In short, the theoretical possibility that Congress could pass a law mandating the purchase or broccoli is not a valid argument against mandating the purchase of health insurance. If we have any faith in our democracy, we must be able to trust that a President and majorities of both houses (including, as things now stand, 3/5 of the Senate), will not pass a law mandating the purchase of broccoli. And a truly statesmanlike opinion on the health care law would uphold it, taking note that the Congress and the executive branch spent over a year designing, considering, and passing it in an effort to solve a genuinely pressing and very serious national problem, and adding for good measure that the American people in just a few months will have every opportunity to undo the law themselves by electing Republican majorities and a Republican President, should they choose to do so. I can see no excuse for depriving them of that right.
If however the court throws out the health care law in toto, or even throws out the mandate, I think the effect on Barack Obama will be devastating. I know Democratic pundits are suggesting that he could run "against the Supreme Court," but we are in a real crisis and the country is already lukewarm about the President because most of them have seen few results. To have his signature achievement thrown out will validate some of the more extreme accusations against him and make him look highly ineffective.
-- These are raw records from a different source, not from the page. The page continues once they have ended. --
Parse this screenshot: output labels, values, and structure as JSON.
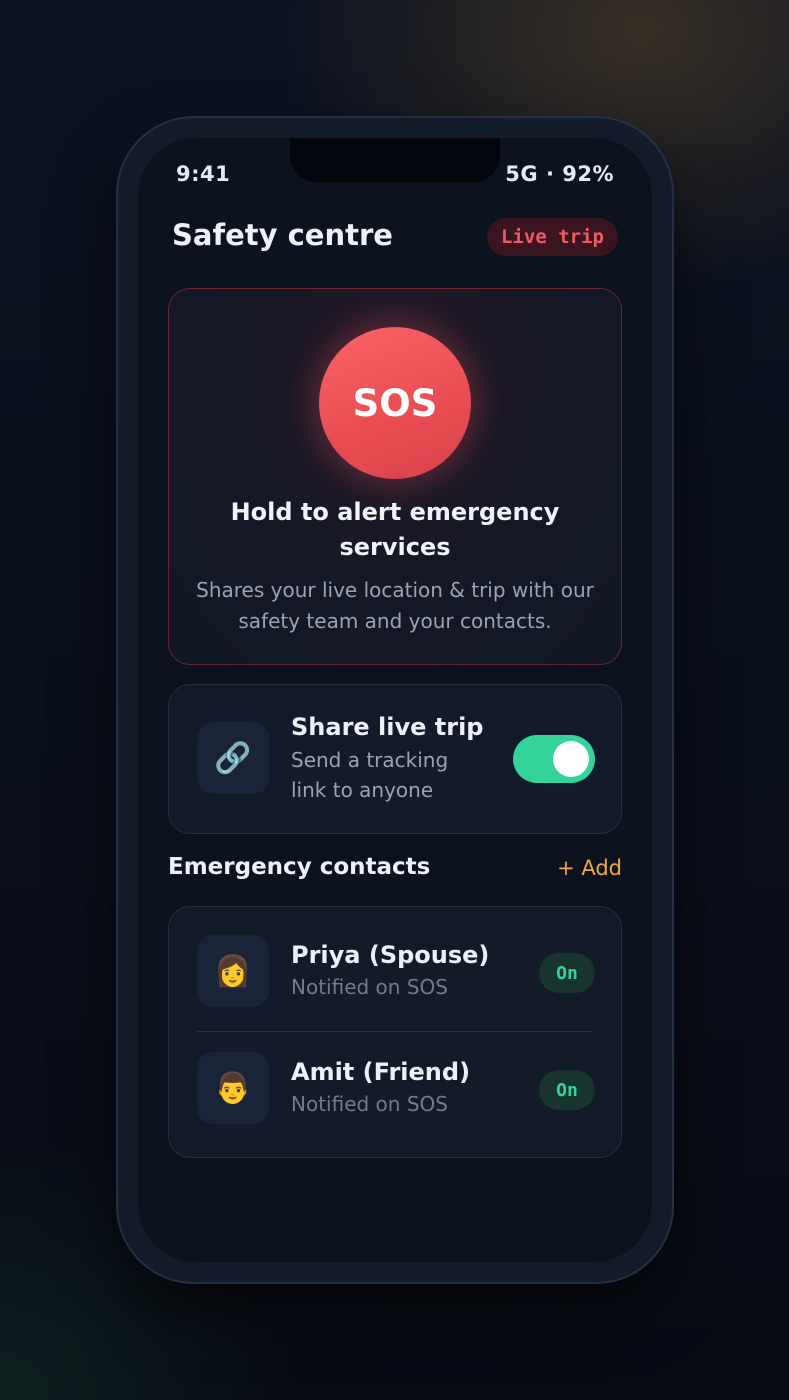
{
  "status_bar": {
    "time": "9:41",
    "network_battery": "5G · 92%"
  },
  "header": {
    "title": "Safety centre",
    "badge": "Live trip"
  },
  "sos": {
    "button_label": "SOS",
    "title": "Hold to alert emergency services",
    "description": "Shares your live location & trip with our safety team and your contacts."
  },
  "share_trip": {
    "icon": "🔗",
    "title": "Share live trip",
    "description": "Send a tracking link to anyone",
    "enabled": true
  },
  "contacts": {
    "section_title": "Emergency contacts",
    "add_label": "+ Add",
    "items": [
      {
        "avatar": "👩",
        "name": "Priya (Spouse)",
        "subtitle": "Notified on SOS",
        "status": "On"
      },
      {
        "avatar": "👨",
        "name": "Amit (Friend)",
        "subtitle": "Notified on SOS",
        "status": "On"
      }
    ]
  },
  "colors": {
    "accent_red": "#e84c52",
    "accent_green": "#34d399",
    "accent_orange": "#f2a93b",
    "background": "#0c121e"
  }
}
We are potentially at a turning point in our history. Justice Story believed the government was established to promote the public good. Franklin Roosevelt adapted that philosophy to the industrial era. For the last thirty years Republicans have engaged in an all-out assault on that concept, and they are not too far from a possible victory. In the last two great national crises the Supreme Court was on the losing side. This time, if they strike down the law, they could do nearly as much to assure victory for the right wing as they did in Bush v. Gore.